[Given information]

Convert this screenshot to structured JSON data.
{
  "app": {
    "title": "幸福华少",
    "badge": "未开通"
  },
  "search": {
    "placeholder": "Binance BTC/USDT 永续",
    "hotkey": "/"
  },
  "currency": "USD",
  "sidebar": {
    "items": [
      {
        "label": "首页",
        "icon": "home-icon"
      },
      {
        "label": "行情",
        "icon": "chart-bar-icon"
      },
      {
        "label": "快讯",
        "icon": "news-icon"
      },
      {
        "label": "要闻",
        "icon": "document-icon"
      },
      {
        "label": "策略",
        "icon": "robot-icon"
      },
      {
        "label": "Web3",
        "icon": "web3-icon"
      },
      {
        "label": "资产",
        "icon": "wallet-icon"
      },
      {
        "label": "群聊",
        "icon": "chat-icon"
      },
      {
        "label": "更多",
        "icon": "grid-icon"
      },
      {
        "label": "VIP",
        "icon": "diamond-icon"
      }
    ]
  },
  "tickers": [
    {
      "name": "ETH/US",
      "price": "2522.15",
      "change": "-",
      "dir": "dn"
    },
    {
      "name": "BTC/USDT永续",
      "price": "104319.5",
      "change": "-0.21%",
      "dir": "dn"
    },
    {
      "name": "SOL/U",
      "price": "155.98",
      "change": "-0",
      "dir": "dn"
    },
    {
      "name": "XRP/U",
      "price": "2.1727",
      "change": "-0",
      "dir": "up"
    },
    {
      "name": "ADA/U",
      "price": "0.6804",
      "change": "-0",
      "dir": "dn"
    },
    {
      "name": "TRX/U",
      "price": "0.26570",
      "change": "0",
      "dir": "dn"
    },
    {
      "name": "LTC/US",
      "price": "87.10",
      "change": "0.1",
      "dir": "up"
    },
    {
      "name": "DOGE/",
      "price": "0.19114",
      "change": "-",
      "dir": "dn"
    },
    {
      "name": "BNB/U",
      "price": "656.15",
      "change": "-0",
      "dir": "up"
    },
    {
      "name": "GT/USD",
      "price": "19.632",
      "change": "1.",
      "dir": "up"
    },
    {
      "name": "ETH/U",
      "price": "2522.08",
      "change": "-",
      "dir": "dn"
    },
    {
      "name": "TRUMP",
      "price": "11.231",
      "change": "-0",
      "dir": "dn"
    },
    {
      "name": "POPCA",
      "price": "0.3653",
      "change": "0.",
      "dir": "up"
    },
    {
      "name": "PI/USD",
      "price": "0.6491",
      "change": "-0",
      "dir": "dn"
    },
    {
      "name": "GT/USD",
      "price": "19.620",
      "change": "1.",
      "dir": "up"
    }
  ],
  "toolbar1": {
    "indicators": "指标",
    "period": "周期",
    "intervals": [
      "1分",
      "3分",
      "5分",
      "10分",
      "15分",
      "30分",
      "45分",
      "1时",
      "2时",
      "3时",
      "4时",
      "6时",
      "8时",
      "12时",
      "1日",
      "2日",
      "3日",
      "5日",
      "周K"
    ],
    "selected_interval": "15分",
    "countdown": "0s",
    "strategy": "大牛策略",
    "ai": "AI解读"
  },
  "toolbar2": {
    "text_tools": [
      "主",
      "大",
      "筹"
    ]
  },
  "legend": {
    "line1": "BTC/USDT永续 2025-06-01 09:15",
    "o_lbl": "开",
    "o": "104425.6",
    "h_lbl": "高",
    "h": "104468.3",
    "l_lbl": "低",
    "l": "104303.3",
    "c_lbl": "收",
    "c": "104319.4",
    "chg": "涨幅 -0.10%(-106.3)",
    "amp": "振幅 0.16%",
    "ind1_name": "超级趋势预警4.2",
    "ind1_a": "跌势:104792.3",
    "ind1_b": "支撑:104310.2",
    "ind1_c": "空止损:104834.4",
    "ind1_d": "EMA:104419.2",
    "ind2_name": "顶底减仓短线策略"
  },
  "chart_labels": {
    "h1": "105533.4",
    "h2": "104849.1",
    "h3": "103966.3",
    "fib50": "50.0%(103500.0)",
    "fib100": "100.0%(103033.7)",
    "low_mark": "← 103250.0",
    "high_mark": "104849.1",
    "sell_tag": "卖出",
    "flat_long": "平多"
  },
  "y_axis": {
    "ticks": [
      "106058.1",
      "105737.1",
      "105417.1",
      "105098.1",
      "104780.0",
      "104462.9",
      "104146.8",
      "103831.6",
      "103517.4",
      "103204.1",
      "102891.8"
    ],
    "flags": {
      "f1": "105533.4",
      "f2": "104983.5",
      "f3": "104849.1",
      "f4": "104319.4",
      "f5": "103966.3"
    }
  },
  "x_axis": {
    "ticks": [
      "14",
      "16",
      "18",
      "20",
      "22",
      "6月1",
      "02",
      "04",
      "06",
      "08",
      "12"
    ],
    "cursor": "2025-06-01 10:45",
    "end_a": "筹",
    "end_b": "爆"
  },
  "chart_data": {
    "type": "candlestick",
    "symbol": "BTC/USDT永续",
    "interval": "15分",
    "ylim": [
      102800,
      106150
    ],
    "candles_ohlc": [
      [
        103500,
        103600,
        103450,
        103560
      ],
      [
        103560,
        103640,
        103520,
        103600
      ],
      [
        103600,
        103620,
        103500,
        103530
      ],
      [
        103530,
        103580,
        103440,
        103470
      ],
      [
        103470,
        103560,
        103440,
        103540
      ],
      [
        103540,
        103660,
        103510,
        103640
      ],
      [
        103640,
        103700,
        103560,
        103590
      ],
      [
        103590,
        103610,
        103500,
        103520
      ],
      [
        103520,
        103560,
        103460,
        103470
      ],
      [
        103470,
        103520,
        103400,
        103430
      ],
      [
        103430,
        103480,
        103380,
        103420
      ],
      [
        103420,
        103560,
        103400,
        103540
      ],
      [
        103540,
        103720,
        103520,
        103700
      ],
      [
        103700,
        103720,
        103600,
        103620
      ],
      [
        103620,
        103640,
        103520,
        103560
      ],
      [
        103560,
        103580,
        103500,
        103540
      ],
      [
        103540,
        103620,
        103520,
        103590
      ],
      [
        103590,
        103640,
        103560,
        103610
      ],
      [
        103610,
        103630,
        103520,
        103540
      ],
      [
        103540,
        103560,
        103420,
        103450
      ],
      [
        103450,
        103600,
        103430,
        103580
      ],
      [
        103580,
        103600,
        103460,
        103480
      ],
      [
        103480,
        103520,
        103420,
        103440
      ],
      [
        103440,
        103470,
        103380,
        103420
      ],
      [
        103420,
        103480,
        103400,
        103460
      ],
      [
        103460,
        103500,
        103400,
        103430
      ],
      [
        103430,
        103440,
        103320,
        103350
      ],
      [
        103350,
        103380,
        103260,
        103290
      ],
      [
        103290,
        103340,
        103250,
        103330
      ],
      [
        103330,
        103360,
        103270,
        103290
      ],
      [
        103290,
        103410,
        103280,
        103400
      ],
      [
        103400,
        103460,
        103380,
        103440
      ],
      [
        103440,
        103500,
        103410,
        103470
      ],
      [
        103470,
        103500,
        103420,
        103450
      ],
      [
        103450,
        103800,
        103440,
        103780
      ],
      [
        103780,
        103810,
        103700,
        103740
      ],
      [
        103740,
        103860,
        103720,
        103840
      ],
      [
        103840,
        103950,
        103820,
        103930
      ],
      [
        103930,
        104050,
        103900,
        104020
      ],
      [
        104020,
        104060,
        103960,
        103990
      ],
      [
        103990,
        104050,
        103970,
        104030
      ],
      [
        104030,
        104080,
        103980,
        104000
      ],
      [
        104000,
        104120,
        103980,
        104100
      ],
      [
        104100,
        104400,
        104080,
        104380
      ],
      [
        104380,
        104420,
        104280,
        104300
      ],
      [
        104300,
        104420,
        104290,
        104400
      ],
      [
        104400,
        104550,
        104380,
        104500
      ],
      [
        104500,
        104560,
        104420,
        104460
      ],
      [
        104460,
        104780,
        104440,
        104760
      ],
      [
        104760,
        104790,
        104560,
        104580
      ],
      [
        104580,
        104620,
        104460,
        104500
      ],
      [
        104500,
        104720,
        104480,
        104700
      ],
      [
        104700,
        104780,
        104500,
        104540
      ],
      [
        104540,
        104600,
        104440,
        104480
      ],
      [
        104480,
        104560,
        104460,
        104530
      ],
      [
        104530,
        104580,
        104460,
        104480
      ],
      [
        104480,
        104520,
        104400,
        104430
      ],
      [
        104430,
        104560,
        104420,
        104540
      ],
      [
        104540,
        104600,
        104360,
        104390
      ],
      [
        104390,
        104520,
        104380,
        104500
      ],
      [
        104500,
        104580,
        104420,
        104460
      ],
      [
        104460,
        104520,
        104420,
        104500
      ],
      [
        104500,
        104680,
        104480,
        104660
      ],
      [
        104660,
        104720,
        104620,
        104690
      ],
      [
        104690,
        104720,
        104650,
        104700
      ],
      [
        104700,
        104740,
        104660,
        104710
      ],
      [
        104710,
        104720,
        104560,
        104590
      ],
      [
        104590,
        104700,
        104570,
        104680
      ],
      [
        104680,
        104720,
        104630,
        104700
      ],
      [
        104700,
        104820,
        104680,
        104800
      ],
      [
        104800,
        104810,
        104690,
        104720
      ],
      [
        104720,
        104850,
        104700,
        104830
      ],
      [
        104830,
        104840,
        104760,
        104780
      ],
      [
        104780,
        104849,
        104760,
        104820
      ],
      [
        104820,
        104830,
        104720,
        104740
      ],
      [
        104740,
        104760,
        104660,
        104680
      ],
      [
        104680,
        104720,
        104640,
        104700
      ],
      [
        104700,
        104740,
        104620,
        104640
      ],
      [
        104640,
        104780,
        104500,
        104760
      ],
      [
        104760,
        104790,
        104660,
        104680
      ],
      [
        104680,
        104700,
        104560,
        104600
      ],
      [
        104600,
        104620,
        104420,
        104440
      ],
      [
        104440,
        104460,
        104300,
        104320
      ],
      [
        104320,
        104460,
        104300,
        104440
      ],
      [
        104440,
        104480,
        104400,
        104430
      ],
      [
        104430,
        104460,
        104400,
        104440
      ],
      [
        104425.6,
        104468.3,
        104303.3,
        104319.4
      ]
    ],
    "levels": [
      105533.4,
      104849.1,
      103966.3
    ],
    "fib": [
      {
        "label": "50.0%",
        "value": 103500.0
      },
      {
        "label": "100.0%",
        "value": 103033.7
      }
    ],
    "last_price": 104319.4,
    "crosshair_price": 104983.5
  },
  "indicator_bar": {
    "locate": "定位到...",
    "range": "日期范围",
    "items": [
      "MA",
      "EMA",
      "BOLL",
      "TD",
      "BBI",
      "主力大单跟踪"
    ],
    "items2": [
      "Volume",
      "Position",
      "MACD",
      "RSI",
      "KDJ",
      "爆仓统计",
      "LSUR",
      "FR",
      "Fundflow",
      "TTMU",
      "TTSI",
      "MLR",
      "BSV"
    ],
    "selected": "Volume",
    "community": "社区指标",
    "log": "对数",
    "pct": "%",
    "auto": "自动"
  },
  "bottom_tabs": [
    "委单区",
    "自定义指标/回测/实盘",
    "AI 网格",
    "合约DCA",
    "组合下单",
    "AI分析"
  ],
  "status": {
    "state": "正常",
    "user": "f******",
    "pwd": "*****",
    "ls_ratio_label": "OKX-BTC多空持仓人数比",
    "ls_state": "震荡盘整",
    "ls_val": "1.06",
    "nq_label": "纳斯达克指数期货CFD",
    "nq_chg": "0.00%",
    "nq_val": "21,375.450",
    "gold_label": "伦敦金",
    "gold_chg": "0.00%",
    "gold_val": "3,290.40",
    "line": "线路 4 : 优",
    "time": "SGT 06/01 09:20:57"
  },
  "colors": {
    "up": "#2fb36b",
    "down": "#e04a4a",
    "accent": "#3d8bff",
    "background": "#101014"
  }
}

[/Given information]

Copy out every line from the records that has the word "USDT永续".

*Solution to this exercise*.
      "name": "BTC/USDT永续",
    "line1": "BTC/USDT永续 2025-06-01 09:15",
    "symbol": "BTC/USDT永续",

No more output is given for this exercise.